Retrieve every line of the data holding the word "JSON".

━━ Working data

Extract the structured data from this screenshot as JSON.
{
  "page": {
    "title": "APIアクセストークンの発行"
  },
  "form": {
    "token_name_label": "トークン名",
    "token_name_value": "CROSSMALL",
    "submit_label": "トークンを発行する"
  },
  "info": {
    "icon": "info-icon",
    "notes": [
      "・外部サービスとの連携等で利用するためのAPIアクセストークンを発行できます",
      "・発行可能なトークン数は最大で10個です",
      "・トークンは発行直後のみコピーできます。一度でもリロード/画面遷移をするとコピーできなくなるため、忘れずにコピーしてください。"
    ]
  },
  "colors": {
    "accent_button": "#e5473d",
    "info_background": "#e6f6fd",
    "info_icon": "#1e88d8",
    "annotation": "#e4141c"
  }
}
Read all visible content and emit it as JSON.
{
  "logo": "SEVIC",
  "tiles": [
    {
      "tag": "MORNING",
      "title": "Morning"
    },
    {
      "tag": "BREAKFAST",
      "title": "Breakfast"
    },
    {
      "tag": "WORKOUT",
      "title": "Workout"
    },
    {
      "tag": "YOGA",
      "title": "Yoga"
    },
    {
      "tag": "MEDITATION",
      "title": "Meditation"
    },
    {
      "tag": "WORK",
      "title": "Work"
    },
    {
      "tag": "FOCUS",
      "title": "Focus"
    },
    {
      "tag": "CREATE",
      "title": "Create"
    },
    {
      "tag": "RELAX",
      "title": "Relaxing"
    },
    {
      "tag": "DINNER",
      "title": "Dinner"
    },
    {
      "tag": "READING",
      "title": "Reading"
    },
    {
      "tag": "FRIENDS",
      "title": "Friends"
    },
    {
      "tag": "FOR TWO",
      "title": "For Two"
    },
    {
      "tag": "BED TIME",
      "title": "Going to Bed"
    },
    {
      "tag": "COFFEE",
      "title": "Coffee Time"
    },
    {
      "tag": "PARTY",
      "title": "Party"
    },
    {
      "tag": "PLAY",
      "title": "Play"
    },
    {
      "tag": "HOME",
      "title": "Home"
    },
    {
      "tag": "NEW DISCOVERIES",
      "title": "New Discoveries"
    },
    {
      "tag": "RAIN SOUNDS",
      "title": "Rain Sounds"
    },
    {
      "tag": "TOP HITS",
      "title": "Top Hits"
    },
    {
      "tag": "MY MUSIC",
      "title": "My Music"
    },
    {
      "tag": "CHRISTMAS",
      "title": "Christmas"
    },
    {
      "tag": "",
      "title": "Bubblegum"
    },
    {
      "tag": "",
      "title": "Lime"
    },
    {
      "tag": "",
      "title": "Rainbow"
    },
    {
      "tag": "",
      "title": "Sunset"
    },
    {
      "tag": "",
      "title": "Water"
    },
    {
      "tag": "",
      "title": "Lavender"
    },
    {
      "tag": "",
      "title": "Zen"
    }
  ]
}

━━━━

**Exercise response**
Extract the structured data from this screenshot as JSON.
Read all visible content and emit it as JSON.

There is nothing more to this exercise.